Karen Waltorp is an anthropologist and filmmaker. She is currently Assistant Professor at Aarhus University, carrying out a collaborative film- and research project ARTlife: Articulations of Life among Afghans in Denmark (AUFF 2017-2020). Her foci are visual anthropology, digital ethnography and collaborative methodologies, studying (with) people with particular attention to how digital media and emerging technologies afford new configurations of personhood of space, adding new dimensions to local environments.
Waltorp works on long-term research projects grounded in ethnographic fieldwork and experimental methodologies, and has carried out recurrent fieldwork in South Africa since 2005 and in Denmark since 2010, with shorter fieldwork trips to Mauritania, France and Iran. She is the co-convener of the European Association for Social Anthropologists’ Future Anthropologies Network since 2016, working towards an engaged, interventionist, and public anthropology.

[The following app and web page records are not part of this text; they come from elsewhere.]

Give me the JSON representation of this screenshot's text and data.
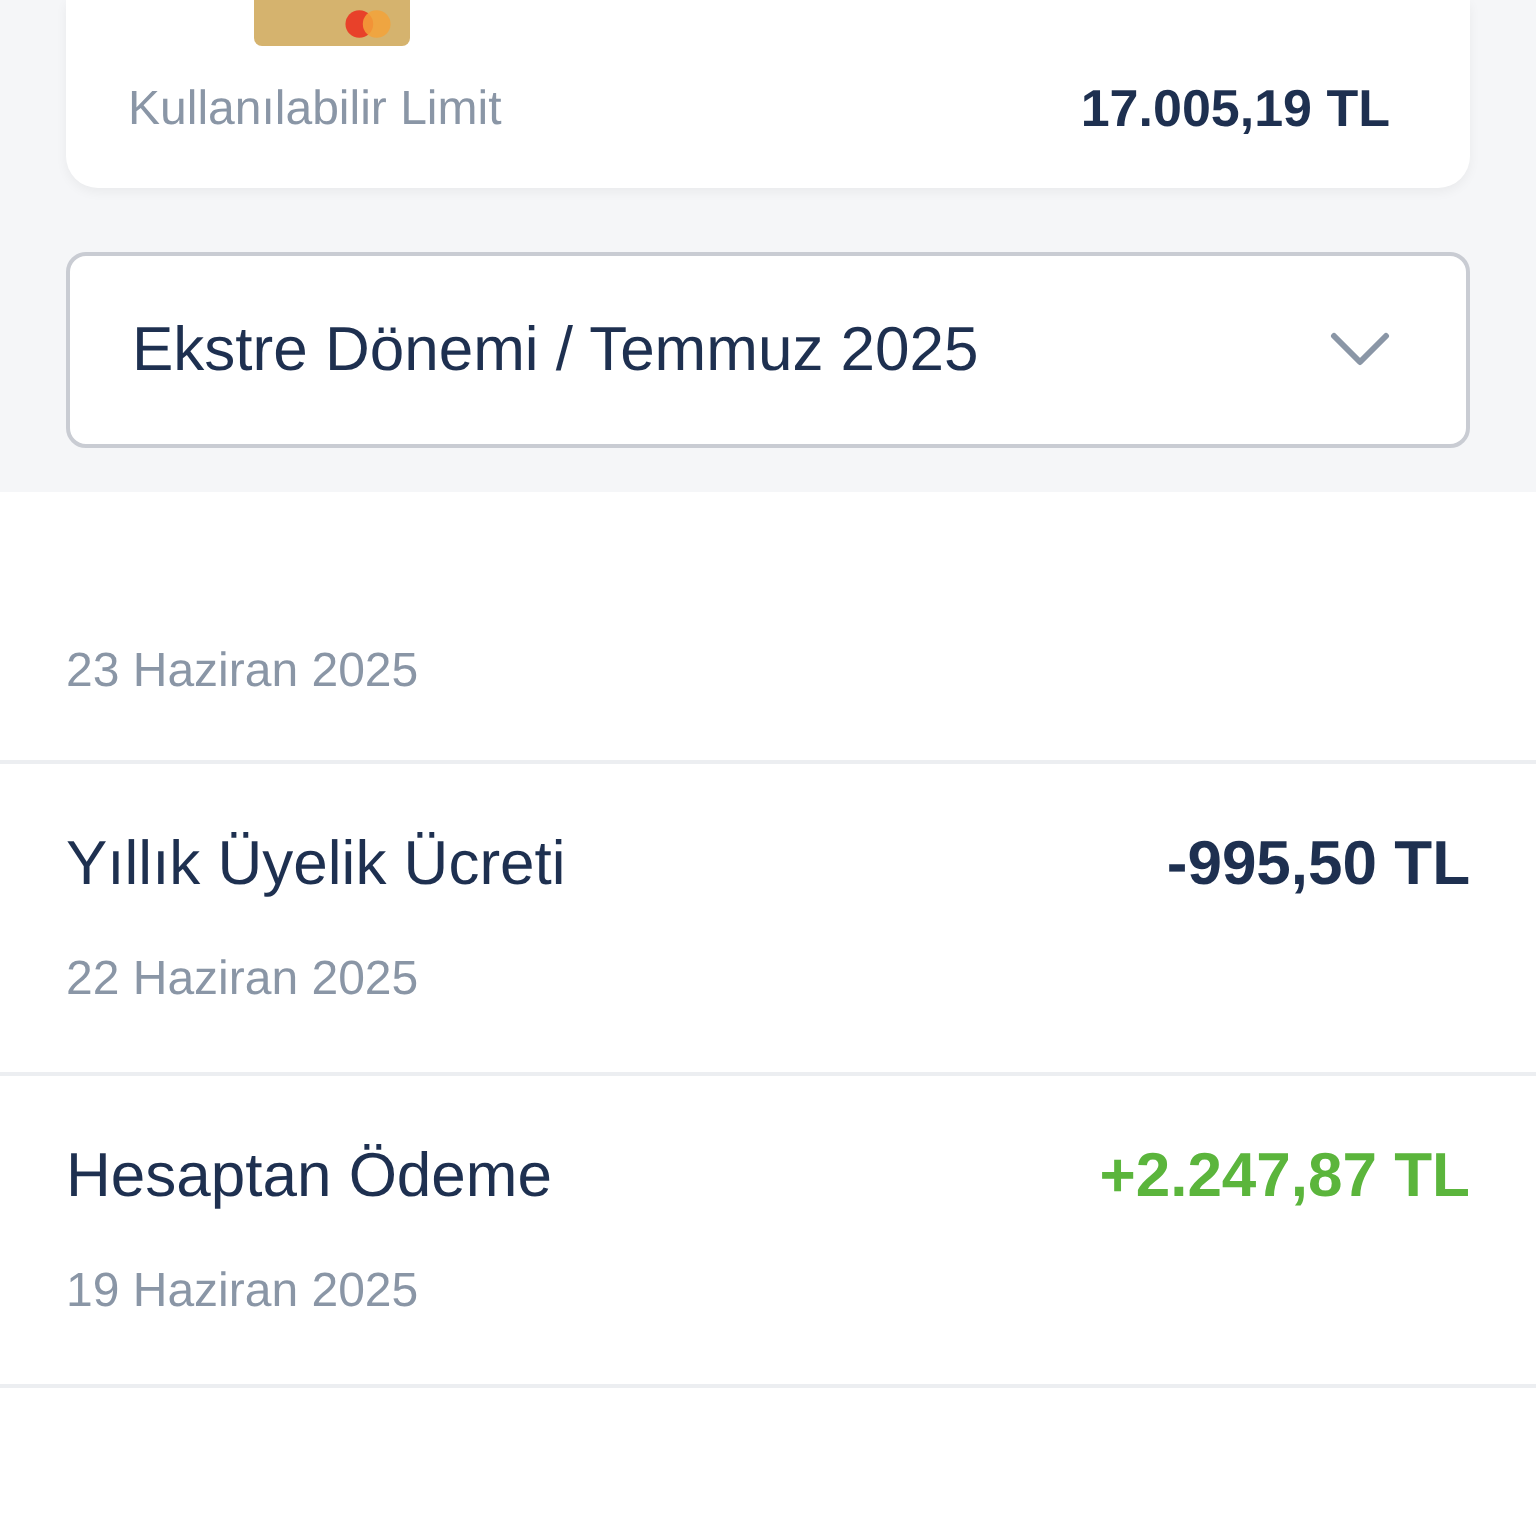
{
  "card_summary": {
    "label": "Kullanılabilir Limit",
    "value": "17.005,19 TL"
  },
  "period_dropdown": {
    "value": "Ekstre Dönemi / Temmuz 2025",
    "expanded": false
  },
  "transactions": [
    {
      "date": "23 Haziran 2025"
    },
    {
      "title": "Yıllık Üyelik Ücreti",
      "amount": "-995,50 TL",
      "kind": "debit",
      "date": "22 Haziran 2025"
    },
    {
      "title": "Hesaptan Ödeme",
      "amount": "+2.247,87 TL",
      "kind": "credit",
      "date": "19 Haziran 2025"
    }
  ]
}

She has published in numerous international journals, including Ethnos, Journal of Visual Anthropology, International Communication Gazette, Journal of media and communications research on digital-visual anthropology, social media and ‘the flow of images’; on migration, gender, kinship, racialization, and Islam in Europe; as well as on methodology, epistemology, and politics of representation.
Waltorp is visiting scholar in February-March with Sarah Pink at the Emerging Technologies Lab, Monash University, working on a co-edited book An Anthropology of Futures and Technologies (under contract with Bloomsbury), an upcoming EASA panel, and other network-related activities in the Future Anthropologies Network. Her monograph Why Muslim Women and Smartphones: Mirror Images fuses the above-mentioned fields, and is published 20.02.2020 by Bloomsbury, with an Australian book launch on 18th March.